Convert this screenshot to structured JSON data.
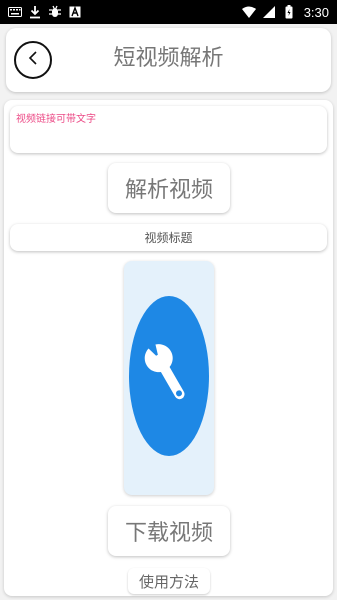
{
  "status_bar": {
    "time": "3:30",
    "left_icons": [
      "keyboard-icon",
      "download-icon",
      "bug-icon",
      "text-a-icon"
    ],
    "right_icons": [
      "wifi-icon",
      "signal-icon",
      "battery-icon"
    ]
  },
  "header": {
    "title": "短视频解析"
  },
  "main": {
    "url_placeholder": "视频链接可带文字",
    "parse_label": "解析视频",
    "video_title": "视频标题",
    "download_label": "下载视频",
    "usage_label": "使用方法"
  },
  "colors": {
    "placeholder": "#ec4a86",
    "thumb_bg": "#e4f1fb",
    "logo_blue": "#1e88e5"
  }
}
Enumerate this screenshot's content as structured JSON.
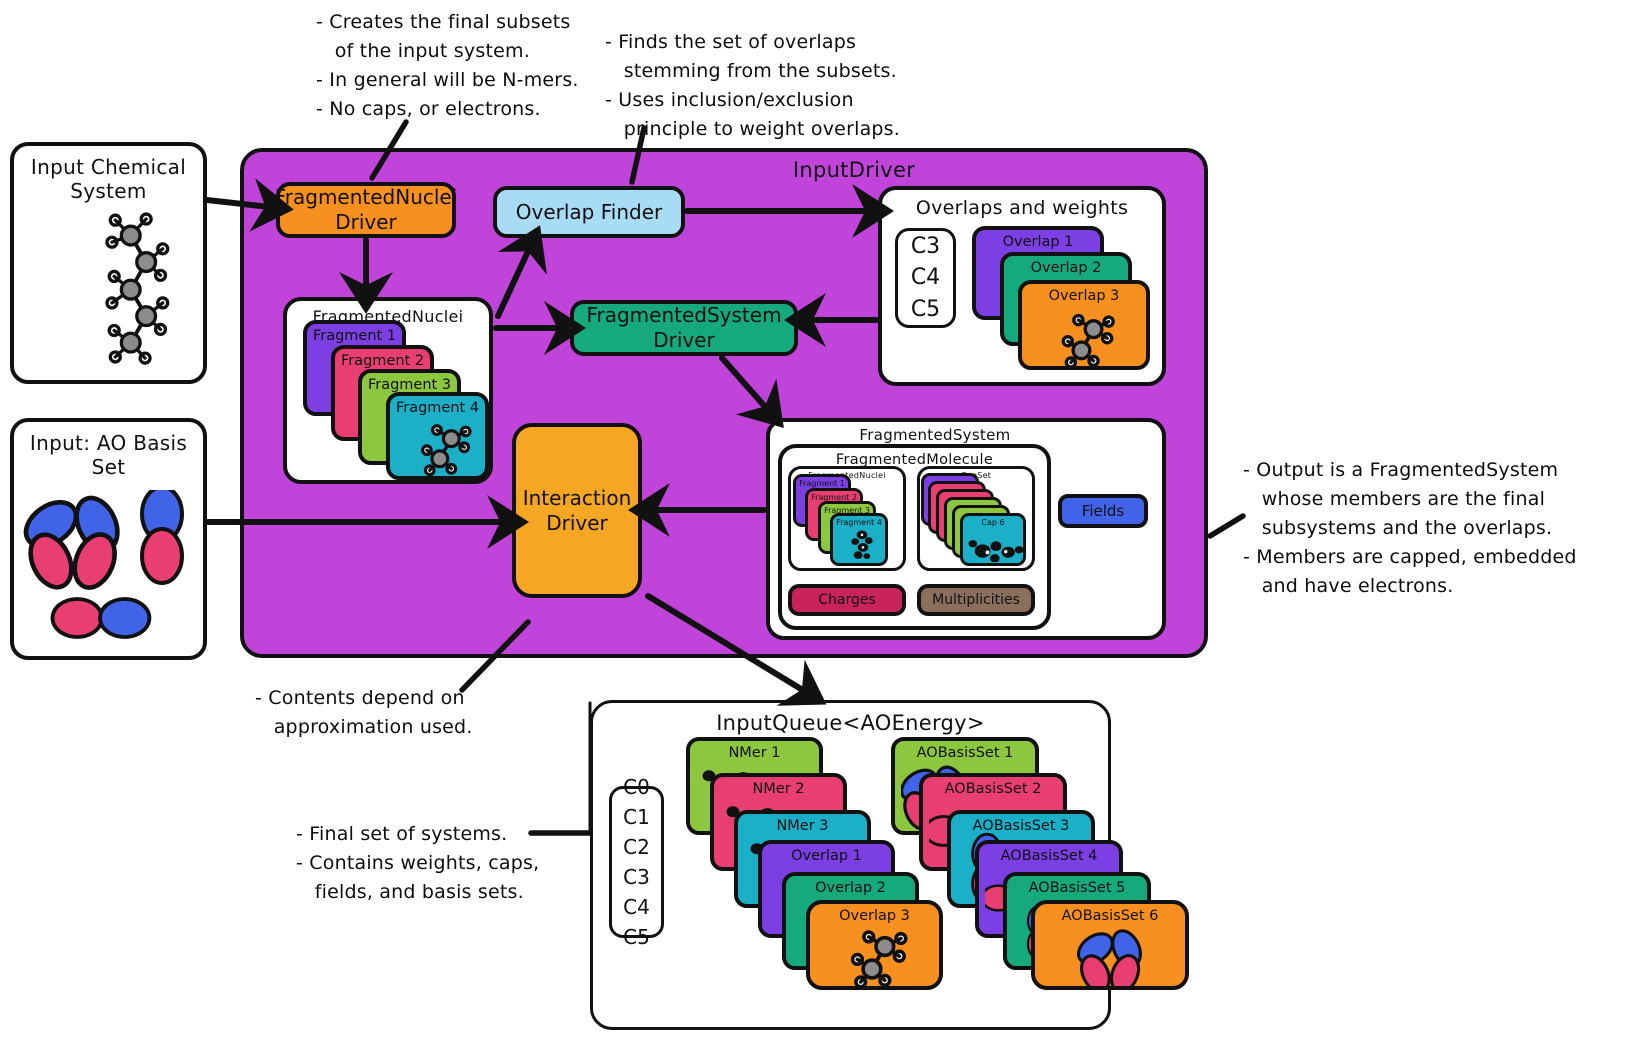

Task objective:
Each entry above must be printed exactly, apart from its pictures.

Answer section:
Convert this screenshot to structured JSON data.
{
  "status_bar": {
    "time": "3:30",
    "left_icons": [
      "keyboard-icon",
      "download-icon",
      "bug-icon",
      "text-a-icon"
    ],
    "right_icons": [
      "wifi-icon",
      "signal-icon",
      "battery-icon"
    ]
  },
  "header": {
    "title": "短视频解析"
  },
  "main": {
    "url_placeholder": "视频链接可带文字",
    "parse_label": "解析视频",
    "video_title": "视频标题",
    "download_label": "下载视频",
    "usage_label": "使用方法"
  },
  "colors": {
    "placeholder": "#ec4a86",
    "thumb_bg": "#e4f1fb",
    "logo_blue": "#1e88e5"
  }
}
Enumerate this screenshot's content as structured JSON.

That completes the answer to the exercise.